As I’ve expressed before, I’m a fan of Foxx. I have every CD and rank him pretty high in my list of best voices ever. Even though I listened to his radio show, tend to catch his interviews and such, I won’t go as far as to say I know this dude, but it’s pretty apparent he’s having a good time in Hollywood. That good time consists of his choice of women, his selection of parties, his choice of drinks, and pretty much that playboy lifestyle. There isn’t a problem with that, but when you’re 47 and can sing with the likes of Brian McKnight, why are you giving us songs that should and could be sung by guys half your age? Why aren’t we getting more “Anytime” and less “Show You How Your P*ssy Works.” This doesn’t mean they have to be a bunch of ballads or two-step inspired tracks, but there is a way to be mature, not old and fun loving without being crass, mannish and young. I can’t fault him too much for that, if you listen to all of his albums, there’s this same struggle.

Trying to find/ride the line of being talented and musically diverse but watering it all down for mass consumption over bass and bounce instead of lyrical depth and sincerity. The tough choice of showing his maturity and what he’s learned while still letting us know that he’s still having a good time and conquering as many things/women as he’d like. While that may work in a movie where you can use scenes, transitions, settings to tell a story, on an album, the shift from the bedroom to the club isn’t always well choreographed…and sometimes, you trip. There are a bit too many drunken trips to the dancefloor, drunk dials, and sloppy make out sessions on this album. Foxx definitely went out and grabbed some of the better producers to work on this album…but I think if he would have cut that down a bit, he’d have a much more cohesive and well produced album. While this album may be titled Hollywood: A Story of a Dozen Roses, I’m left wondering if this is just him telling us again that this is The Best Night of My Life as he gives us some Unpredictable arrangement.

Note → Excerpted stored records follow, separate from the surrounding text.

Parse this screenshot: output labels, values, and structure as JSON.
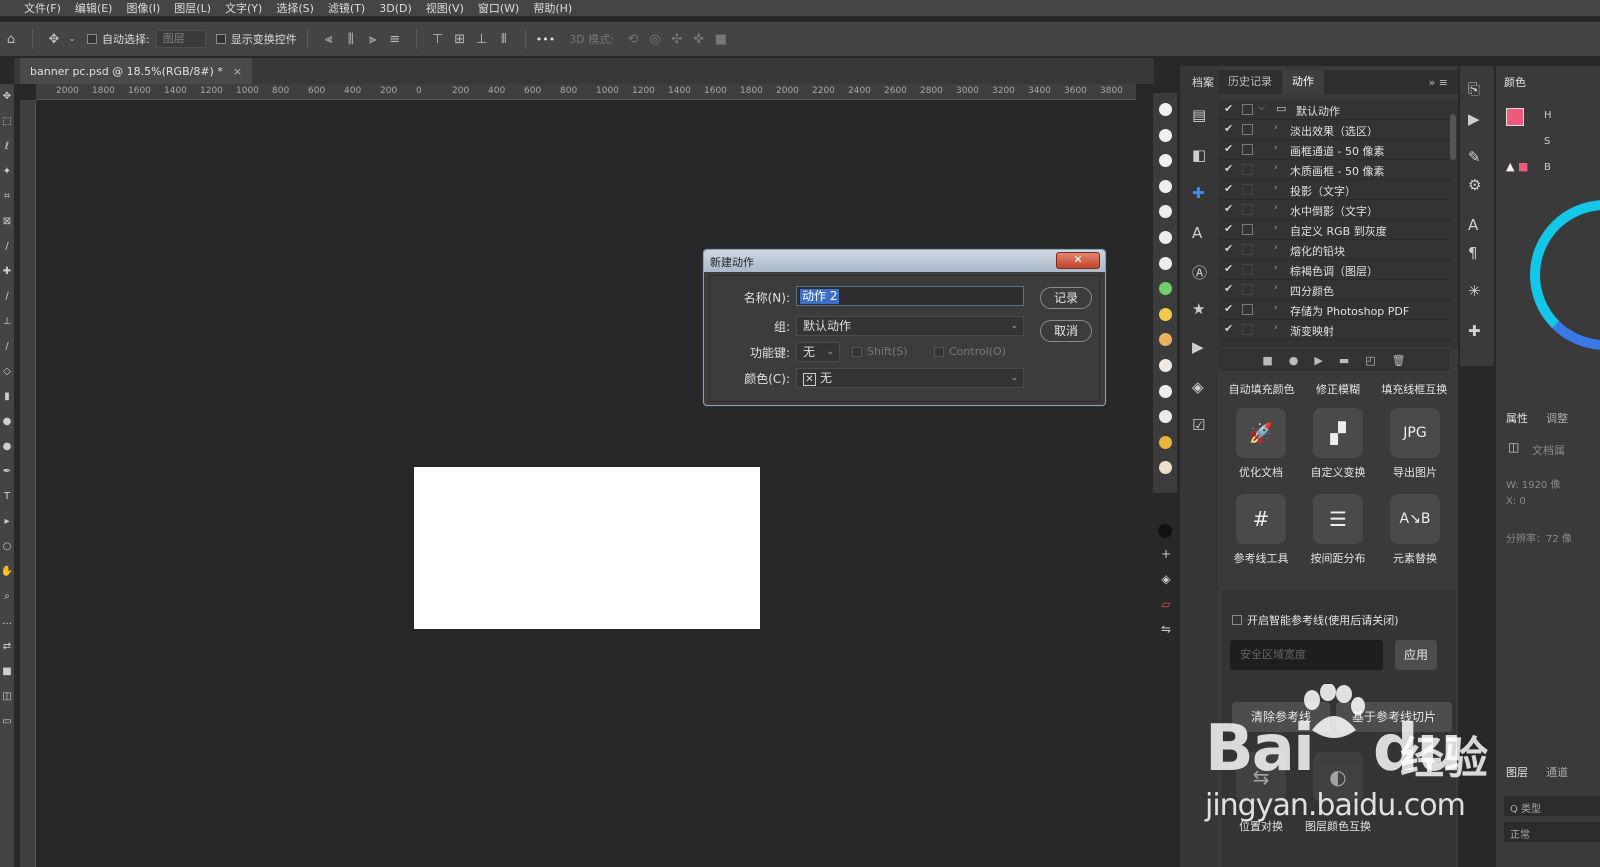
{
  "menu": [
    "文件(F)",
    "编辑(E)",
    "图像(I)",
    "图层(L)",
    "文字(Y)",
    "选择(S)",
    "滤镜(T)",
    "3D(D)",
    "视图(V)",
    "窗口(W)",
    "帮助(H)"
  ],
  "options_bar": {
    "auto_select_label": "自动选择:",
    "layer_select_value": "图层",
    "show_transform_label": "显示变换控件",
    "more": "•••",
    "mode_3d_label": "3D 模式:"
  },
  "document_tab": {
    "title": "banner pc.psd @ 18.5%(RGB/8#) *",
    "close": "×"
  },
  "ruler_ticks": [
    "2000",
    "1800",
    "1600",
    "1400",
    "1200",
    "1000",
    "800",
    "600",
    "400",
    "200",
    "0",
    "200",
    "400",
    "600",
    "800",
    "1000",
    "1200",
    "1400",
    "1600",
    "1800",
    "2000",
    "2200",
    "2400",
    "2600",
    "2800",
    "3000",
    "3200",
    "3400",
    "3600",
    "3800"
  ],
  "dialog": {
    "title": "新建动作",
    "close_glyph": "✕",
    "name_label": "名称(N):",
    "name_value": "动作 2",
    "group_label": "组:",
    "group_value": "默认动作",
    "fkey_label": "功能键:",
    "fkey_value": "无",
    "shift_label": "Shift(S)",
    "control_label": "Control(O)",
    "color_label": "颜色(C):",
    "color_value": "无",
    "record_button": "记录",
    "cancel_button": "取消"
  },
  "swatch_colors": [
    "#f0f0f0",
    "#efefef",
    "#eeeeee",
    "#eeeeee",
    "#ededed",
    "#ededed",
    "#ececec",
    "#6fcf6a",
    "#f2c94c",
    "#e9b15a",
    "#efe9e3",
    "#ececec",
    "#eeeaea",
    "#e9b53c",
    "#eedfc8"
  ],
  "strip_extra": {
    "black_dot": "#111111"
  },
  "panel_tabs": [
    "历史记录",
    "动作"
  ],
  "panel_left_tab": "档案",
  "actions": [
    {
      "label": "默认动作",
      "box": true,
      "expand": "⌵",
      "folder": true
    },
    {
      "label": "淡出效果（选区）",
      "box": true
    },
    {
      "label": "画框通道 - 50 像素",
      "box": true
    },
    {
      "label": "木质画框 - 50 像素",
      "box": false
    },
    {
      "label": "投影（文字）",
      "box": false
    },
    {
      "label": "水中倒影（文字）",
      "box": false
    },
    {
      "label": "自定义 RGB 到灰度",
      "box": true
    },
    {
      "label": "熔化的铅块",
      "box": false
    },
    {
      "label": "棕褐色调（图层）",
      "box": false
    },
    {
      "label": "四分颜色",
      "box": false
    },
    {
      "label": "存储为 Photoshop PDF",
      "box": true
    },
    {
      "label": "渐变映射",
      "box": false
    }
  ],
  "plugin": {
    "header": [
      "自动填充颜色",
      "修正模糊",
      "填充线框互换"
    ],
    "tools": [
      {
        "icon": "🚀",
        "label": "优化文档"
      },
      {
        "icon": "▞",
        "label": "自定义变换"
      },
      {
        "icon": "JPG",
        "label": "导出图片"
      },
      {
        "icon": "#",
        "label": "参考线工具"
      },
      {
        "icon": "☰",
        "label": "按间距分布"
      },
      {
        "icon": "A↘B",
        "label": "元素替换"
      }
    ],
    "smart_guides_label": "开启智能参考线(使用后请关闭)",
    "safe_area_placeholder": "安全区域宽度",
    "apply_button": "应用",
    "clear_guides_button": "清除参考线",
    "slice_button": "基于参考线切片",
    "pos_swap": "位置对换",
    "layer_color_swap": "图层颜色互换"
  },
  "far_right": {
    "color_tab": "颜色",
    "properties_tab": "属性",
    "adjust_tab": "调整",
    "doc_label": "文档属",
    "w_label": "W:  1920 像",
    "x_label": "X:  0",
    "resolution": "分辨率：72 像",
    "layers_tab": "图层",
    "channels_tab": "通道",
    "kind_label": "Q 类型",
    "blend_mode": "正常",
    "slider_labels": [
      "H",
      "S",
      "B"
    ]
  },
  "watermark": {
    "brand": "Bai",
    "du": "du",
    "cn": "经验",
    "url": "jingyan.baidu.com"
  }
}
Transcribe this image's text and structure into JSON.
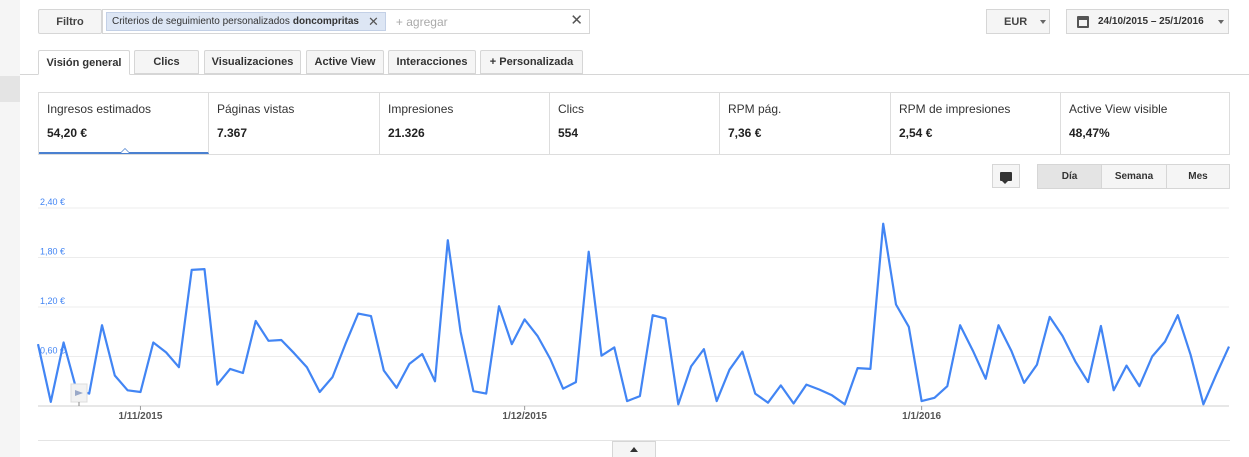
{
  "filter": {
    "button_label": "Filtro",
    "chip_prefix": "Criterios de seguimiento personalizados",
    "chip_value": "doncompritas",
    "add_placeholder": "+ agregar"
  },
  "currency": "EUR",
  "date_range": "24/10/2015 – 25/1/2016",
  "tabs": [
    "Visión general",
    "Clics",
    "Visualizaciones",
    "Active View",
    "Interacciones",
    "+ Personalizada"
  ],
  "active_tab": 0,
  "metrics": [
    {
      "label": "Ingresos estimados",
      "value": "54,20 €"
    },
    {
      "label": "Páginas vistas",
      "value": "7.367"
    },
    {
      "label": "Impresiones",
      "value": "21.326"
    },
    {
      "label": "Clics",
      "value": "554"
    },
    {
      "label": "RPM pág.",
      "value": "7,36 €"
    },
    {
      "label": "RPM de impresiones",
      "value": "2,54 €"
    },
    {
      "label": "Active View visible",
      "value": "48,47%"
    }
  ],
  "active_metric": 0,
  "periods": [
    "Día",
    "Semana",
    "Mes"
  ],
  "active_period": 0,
  "icons": {
    "annotation": "comment-icon",
    "calendar": "calendar-icon",
    "expand": "expand-up-icon"
  },
  "colors": {
    "line": "#4285f4",
    "axis_label": "#4285f4",
    "active_underline": "#4a80d0"
  },
  "chart_data": {
    "type": "line",
    "title": "",
    "xlabel": "",
    "ylabel": "",
    "y_ticks": [
      "2,40 €",
      "1,80 €",
      "1,20 €",
      "0,60 €"
    ],
    "y_tick_values": [
      2.4,
      1.8,
      1.2,
      0.6
    ],
    "ylim": [
      0,
      2.4
    ],
    "x_tick_labels": [
      "1/11/2015",
      "1/12/2015",
      "1/1/2016"
    ],
    "x_tick_dates": [
      "2015-11-01",
      "2015-12-01",
      "2016-01-01"
    ],
    "x_start": "2015-10-24",
    "x_end": "2016-01-25",
    "grid": true,
    "series": [
      {
        "name": "",
        "values": [
          0.75,
          0.05,
          0.77,
          0.2,
          0.15,
          0.98,
          0.37,
          0.19,
          0.17,
          0.77,
          0.65,
          0.47,
          1.65,
          1.66,
          0.26,
          0.45,
          0.4,
          1.03,
          0.79,
          0.8,
          0.64,
          0.47,
          0.17,
          0.35,
          0.75,
          1.12,
          1.09,
          0.43,
          0.22,
          0.51,
          0.63,
          0.3,
          2.01,
          0.9,
          0.18,
          0.15,
          1.21,
          0.75,
          1.05,
          0.85,
          0.57,
          0.21,
          0.29,
          1.87,
          0.61,
          0.71,
          0.06,
          0.12,
          1.1,
          1.06,
          0.02,
          0.48,
          0.69,
          0.06,
          0.44,
          0.66,
          0.15,
          0.04,
          0.25,
          0.03,
          0.26,
          0.2,
          0.13,
          0.02,
          0.46,
          0.45,
          2.21,
          1.23,
          0.96,
          0.06,
          0.1,
          0.24,
          0.98,
          0.67,
          0.33,
          0.98,
          0.67,
          0.28,
          0.5,
          1.08,
          0.85,
          0.54,
          0.29,
          0.97,
          0.19,
          0.49,
          0.24,
          0.6,
          0.78,
          1.1,
          0.62,
          0.02,
          0.38,
          0.72
        ]
      }
    ]
  }
}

As we Peep This offering, I really wish that he’d have better Intuition when it comes to what songs make the album or at least how they are arranged. As it stands, right now, who’s gonna clean up all these damn flowers.

rating-two-and-a-half-a

  • B-Easy
    • saulewright

      Jerm ain’t been in here to talk about Foxx hairline yet?

  • Short-T:goodkidratchetcity.com

    Whoa, Saule Wright wrote this? I gotta read it. SW, what’s your opinion on Kehlani?

  • Clobes

    Nice concise shit Saule, I’m liking this style, I also thought the album was kinda a let down

    • saulewright

      Thanks bruh. I’m getting the feeling more folks feel like us than don’t about this album.

  • DuB

    My issue with Foxx is similar to by brother SW’s. Jamie has one of the best voices in the game, but his music doesn’t connect. Why? Well it can be one of two reasons honestly.

    1. He rarely writes his own lyrics. You Changed Me sounds like it was created for Chris Brown and only Chris Brown. Foxx heard it and loved it and asked to have it. This is the reason that “Fall For Your Type” didn’t blow up for him. That was a Drake joint. We loved it when we heard Drizzy sing that joint, but when Foxx did it didn’t sound believable. Foxxes best album, in my opinion, was Unpredictable.That brings me to my second point.

    2. He tries to do what’s hot, instead of staying true to him. Plenty of RnB singers don’t write their stuff, but work with the writers so they give enough of themselves to the listener that they connect. Jamie did this on Unpredictable with songs like “You Still Got It”, “Heaven” and “Wish You Were Here”. THose songs weren’t written by him (at least not alone” but they conveyed his honest emotions on real things he was going through.

    This album wasn’t very good is what I’m saying.